The ULID is stored internally as a string of bytes. The class has a few methods on it to make creating, manipulating, and storing them easier.

u = ULIDTools.generate 
u.raw # => "\x01iANo%pB\xCC\v\xD4N\xBB\xF4#\\"
u.to_s # => "01D50MWVS5E11CR2YM9TXZ88TW"
u.to_uuid # => "0169414e-6f25-7042-cc0b-d44ebbf4235c"

# Sorting also works!

u1 = ULIDTools.generate
sleep 5
u2 = ULIDTools.generate

u2 < u1 # => true

# You can also create ULIDs as if it was a specific time.
# Useful for backfilling indexes

u3 = ULIDTools.at_time(Time.at(728121600))

u3.to_s # => "00N63PVT00M6VD4GJJ6D4G6TMB"

# And ULIDs know their timestamps as well

u3.time # => 1993-01-27 00:00:00 -0800

You can also use a Plain-old-Ruby object in Rails to serialize ULIDs and UUIDs like so:

# Somewhere
class ULIDSerializer
  def self.load(uuid)
    return nil if uuid.nil?

  def self.dump(ulid)

# In the Model
class SomeModel < ApplicationRecord
  serialize :ulid, ULIDSerializer

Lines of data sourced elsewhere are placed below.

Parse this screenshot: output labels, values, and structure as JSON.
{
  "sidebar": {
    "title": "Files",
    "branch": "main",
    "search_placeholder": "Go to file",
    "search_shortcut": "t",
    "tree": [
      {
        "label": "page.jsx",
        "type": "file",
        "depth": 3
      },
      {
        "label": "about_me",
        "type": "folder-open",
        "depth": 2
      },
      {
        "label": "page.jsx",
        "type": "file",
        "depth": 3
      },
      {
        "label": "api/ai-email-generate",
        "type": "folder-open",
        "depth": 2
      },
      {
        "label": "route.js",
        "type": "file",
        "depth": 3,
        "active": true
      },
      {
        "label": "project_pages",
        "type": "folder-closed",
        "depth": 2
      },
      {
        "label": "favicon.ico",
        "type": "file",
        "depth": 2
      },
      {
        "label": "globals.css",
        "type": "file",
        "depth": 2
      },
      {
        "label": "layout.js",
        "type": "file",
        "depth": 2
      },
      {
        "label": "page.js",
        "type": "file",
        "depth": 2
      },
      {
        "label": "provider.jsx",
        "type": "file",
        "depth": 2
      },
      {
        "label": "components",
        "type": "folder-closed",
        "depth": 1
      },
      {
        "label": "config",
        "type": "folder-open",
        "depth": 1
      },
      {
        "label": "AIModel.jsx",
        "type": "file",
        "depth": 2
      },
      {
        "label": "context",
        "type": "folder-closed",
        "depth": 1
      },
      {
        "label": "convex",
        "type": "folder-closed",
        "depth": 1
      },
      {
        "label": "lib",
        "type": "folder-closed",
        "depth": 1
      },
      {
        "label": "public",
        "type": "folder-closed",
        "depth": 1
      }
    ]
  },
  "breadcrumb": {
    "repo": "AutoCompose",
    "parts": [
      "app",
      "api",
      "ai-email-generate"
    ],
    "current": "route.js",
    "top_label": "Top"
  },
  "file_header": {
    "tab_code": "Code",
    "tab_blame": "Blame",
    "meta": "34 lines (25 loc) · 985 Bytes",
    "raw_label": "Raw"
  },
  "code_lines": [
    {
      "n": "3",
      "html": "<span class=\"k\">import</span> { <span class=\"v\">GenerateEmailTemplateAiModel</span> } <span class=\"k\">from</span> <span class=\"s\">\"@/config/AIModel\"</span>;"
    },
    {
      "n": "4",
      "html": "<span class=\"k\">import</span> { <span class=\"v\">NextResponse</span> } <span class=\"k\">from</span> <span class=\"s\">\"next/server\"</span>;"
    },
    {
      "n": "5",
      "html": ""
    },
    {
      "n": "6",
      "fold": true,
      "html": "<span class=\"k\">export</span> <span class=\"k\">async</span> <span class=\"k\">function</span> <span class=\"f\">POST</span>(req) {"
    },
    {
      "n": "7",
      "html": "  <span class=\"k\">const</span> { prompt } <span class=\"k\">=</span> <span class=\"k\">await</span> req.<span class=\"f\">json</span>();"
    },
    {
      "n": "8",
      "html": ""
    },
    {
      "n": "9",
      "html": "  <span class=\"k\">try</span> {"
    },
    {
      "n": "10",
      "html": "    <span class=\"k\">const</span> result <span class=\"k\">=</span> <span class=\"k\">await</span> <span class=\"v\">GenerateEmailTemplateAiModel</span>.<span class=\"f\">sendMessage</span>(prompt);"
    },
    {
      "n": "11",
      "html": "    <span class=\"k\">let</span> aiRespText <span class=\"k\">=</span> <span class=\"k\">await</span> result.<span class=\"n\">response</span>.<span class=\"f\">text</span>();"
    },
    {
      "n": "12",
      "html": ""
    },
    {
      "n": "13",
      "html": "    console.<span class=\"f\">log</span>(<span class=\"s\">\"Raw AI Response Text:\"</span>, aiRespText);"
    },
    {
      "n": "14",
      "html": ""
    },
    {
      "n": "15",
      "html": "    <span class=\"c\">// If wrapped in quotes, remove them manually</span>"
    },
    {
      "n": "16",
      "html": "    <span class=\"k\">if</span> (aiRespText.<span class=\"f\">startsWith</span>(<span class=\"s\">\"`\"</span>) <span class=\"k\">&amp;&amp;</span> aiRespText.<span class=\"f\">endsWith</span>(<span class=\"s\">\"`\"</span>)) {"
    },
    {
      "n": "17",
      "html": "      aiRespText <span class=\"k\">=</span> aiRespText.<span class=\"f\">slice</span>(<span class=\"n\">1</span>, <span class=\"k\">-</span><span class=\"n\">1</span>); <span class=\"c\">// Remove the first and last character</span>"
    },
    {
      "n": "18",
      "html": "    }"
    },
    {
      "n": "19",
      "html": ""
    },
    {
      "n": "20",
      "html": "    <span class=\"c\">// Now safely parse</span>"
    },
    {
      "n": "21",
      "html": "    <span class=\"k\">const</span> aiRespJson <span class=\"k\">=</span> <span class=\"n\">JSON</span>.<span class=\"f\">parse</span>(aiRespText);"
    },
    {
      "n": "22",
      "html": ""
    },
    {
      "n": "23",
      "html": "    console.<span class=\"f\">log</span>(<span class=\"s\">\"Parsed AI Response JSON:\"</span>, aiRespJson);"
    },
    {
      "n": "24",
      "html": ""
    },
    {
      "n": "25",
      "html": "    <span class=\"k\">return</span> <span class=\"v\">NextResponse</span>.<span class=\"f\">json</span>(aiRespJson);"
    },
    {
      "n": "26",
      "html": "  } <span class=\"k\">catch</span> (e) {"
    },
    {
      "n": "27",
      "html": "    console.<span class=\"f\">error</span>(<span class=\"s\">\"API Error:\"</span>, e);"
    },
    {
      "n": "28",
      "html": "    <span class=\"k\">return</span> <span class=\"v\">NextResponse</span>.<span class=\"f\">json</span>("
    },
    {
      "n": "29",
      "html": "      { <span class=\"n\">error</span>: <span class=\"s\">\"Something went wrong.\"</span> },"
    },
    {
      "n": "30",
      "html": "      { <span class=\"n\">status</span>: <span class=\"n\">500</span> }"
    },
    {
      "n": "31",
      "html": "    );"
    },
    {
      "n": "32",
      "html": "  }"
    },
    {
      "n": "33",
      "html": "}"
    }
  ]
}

In fact, I use ULIDs on this site as resource locators for inserting images and links! This page's ULID is 01DE6G74KGGRE4SSP3CG4YTHAC